 St Anselm (b. 1033), Archbishop of Canterbury (1093-1109)

St Anselm (b. 1033), Archbishop of Canterbury (1093-1109)

Each of our neighbours, in any place of worship, will have taken a wandering past pathway of conversion in their lives. They may be quite selective about which moments or incidents from that past they want to discuss openly with a new friend. Nevertheless, if they want to make the most of God’s loving hand, active within their self-understanding, they will need to ask, ‘”Where have I come from?” even while wanting to consider, “Who am I?” and “Where is life leading?” Spirituality is the name we give to whatever blend of sharing, prayer, listening and meditative reflection we try out, in order to reach that fuller self-awareness.

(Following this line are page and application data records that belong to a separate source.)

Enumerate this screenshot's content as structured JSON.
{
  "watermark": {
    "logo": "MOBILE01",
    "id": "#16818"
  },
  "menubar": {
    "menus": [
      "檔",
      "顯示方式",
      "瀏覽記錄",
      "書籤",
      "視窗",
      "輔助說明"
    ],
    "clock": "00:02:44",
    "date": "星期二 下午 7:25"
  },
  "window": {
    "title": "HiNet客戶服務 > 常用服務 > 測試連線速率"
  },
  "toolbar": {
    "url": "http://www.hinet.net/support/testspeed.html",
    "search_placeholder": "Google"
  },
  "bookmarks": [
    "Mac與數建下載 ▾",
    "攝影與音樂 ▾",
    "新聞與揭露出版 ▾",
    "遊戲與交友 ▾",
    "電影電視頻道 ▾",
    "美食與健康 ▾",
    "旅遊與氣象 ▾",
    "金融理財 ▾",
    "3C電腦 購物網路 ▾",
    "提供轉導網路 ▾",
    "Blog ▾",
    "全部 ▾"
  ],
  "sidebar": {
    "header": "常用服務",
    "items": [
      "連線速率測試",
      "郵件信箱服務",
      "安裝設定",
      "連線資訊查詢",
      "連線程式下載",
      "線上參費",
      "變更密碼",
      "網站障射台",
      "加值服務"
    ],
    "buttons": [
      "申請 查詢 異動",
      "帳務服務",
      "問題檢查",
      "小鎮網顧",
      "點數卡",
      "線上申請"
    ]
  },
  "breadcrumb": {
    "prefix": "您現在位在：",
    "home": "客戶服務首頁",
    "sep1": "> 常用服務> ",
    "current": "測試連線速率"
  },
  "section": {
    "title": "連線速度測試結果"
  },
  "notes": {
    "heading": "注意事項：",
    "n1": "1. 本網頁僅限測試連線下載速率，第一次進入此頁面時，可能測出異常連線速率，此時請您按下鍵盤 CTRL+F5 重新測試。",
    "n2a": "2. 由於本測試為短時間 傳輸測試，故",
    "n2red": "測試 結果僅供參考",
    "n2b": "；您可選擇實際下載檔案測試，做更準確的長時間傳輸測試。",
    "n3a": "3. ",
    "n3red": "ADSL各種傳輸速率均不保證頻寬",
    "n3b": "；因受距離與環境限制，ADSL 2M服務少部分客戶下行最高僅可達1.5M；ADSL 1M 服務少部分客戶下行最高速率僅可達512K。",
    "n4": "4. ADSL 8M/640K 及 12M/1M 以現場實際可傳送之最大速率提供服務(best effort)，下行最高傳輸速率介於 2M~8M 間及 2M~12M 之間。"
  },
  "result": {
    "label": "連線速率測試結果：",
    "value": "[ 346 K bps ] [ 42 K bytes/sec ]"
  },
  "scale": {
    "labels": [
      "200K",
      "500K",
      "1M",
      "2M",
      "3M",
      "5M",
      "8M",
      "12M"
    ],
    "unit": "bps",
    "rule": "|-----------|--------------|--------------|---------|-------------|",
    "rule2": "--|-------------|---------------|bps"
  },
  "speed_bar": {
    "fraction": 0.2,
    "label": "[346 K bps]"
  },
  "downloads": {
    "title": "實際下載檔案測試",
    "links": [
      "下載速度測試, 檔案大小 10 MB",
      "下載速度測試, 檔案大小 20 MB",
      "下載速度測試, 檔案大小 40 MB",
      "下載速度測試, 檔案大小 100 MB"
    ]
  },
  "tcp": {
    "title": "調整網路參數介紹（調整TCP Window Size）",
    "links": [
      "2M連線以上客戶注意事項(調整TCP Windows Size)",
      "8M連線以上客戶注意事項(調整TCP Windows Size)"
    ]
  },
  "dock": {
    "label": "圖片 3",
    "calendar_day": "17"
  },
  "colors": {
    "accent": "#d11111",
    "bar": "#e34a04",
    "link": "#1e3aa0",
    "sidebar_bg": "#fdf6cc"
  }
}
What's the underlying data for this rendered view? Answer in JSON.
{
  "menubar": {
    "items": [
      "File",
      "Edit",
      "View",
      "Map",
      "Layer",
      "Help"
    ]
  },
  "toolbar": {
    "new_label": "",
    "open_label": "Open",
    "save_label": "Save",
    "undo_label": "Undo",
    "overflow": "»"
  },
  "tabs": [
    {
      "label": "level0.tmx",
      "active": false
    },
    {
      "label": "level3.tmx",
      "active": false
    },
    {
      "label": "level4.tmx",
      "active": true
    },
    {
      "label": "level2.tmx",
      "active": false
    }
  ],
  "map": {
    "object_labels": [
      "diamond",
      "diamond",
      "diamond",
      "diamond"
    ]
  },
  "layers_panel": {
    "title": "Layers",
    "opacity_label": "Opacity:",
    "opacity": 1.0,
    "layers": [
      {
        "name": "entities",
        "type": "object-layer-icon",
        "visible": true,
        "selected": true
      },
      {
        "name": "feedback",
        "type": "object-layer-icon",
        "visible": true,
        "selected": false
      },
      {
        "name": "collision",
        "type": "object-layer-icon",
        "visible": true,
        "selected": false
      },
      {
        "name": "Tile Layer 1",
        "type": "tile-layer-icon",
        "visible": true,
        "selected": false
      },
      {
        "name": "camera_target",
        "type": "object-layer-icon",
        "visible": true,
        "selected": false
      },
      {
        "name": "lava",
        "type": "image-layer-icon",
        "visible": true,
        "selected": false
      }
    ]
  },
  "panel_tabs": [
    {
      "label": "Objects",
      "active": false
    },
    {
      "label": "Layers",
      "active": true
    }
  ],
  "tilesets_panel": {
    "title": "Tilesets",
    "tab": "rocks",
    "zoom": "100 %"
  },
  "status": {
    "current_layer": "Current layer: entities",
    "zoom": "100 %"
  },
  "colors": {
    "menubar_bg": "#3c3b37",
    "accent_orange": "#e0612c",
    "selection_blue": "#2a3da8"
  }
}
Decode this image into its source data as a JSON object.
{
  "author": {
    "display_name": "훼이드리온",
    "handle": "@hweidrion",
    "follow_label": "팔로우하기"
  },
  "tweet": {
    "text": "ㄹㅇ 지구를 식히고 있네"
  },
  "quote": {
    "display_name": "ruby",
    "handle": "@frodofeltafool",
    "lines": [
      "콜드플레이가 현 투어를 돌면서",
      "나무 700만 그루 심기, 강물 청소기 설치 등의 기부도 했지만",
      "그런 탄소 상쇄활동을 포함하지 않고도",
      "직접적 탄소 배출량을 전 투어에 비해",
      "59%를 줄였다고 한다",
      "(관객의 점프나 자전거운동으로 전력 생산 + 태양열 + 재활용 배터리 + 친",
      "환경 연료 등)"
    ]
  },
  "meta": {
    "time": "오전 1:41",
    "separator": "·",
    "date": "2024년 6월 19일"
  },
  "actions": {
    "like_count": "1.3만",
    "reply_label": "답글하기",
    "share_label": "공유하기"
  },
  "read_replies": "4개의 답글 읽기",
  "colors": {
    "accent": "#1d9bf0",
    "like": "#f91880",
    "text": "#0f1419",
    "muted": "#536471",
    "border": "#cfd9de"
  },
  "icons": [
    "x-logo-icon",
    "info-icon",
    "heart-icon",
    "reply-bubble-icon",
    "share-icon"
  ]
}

Even long-term residents of Kent can have an impression of this as an area that has been passed by, in the spread of lively Catholic understanding. It can feel like an area of casual visitors, dropping in for the Oyster Festival or a Castle’s attractive flower garden. Yet this is far from the real story of Catholic Kent. Brave hearts and minds have been wrestling with difficult theological truths and spiritual experience here for two thousand years. Names who deserve to be remembered include the Benedictines Augustine of Canterbury and St. Anselm (both Italians), Archbishops such as friar John Peckham and the scholar Stephen Langton, the Franciscan Adam Marsh and day visitor Wolfgang Mozart, through to modern Jesuit theologians Teilhard de Chardin and Henri de Lubac. There are also Catholics who have taught at the University of Kent, or converts such as the novelist Muriel Spark, living alongside the Carmelites, who deserve our attention.

Spirituality has developed in a number of distinctive directions over two thousand years, and familiarity with some of its versions can broaden our self-understanding and stimulate our religious creativity as members of local communities. In our own period, the Church has taken up the challenge of articulating a sensitive dialogue with secular society about the search for meaning and the gifts of God. It will help us to become participants in this dialogue if we learn more of the language of mission and grace which has flourished, even in small ways, amongst our Kent neighbours. The PDF available for downloading with this article gives a more thorough insight into those who have contributed to this language. More names may come to mind, about whom further reflections could be offered in the future.

Reflection from Chris Dyczek, OFM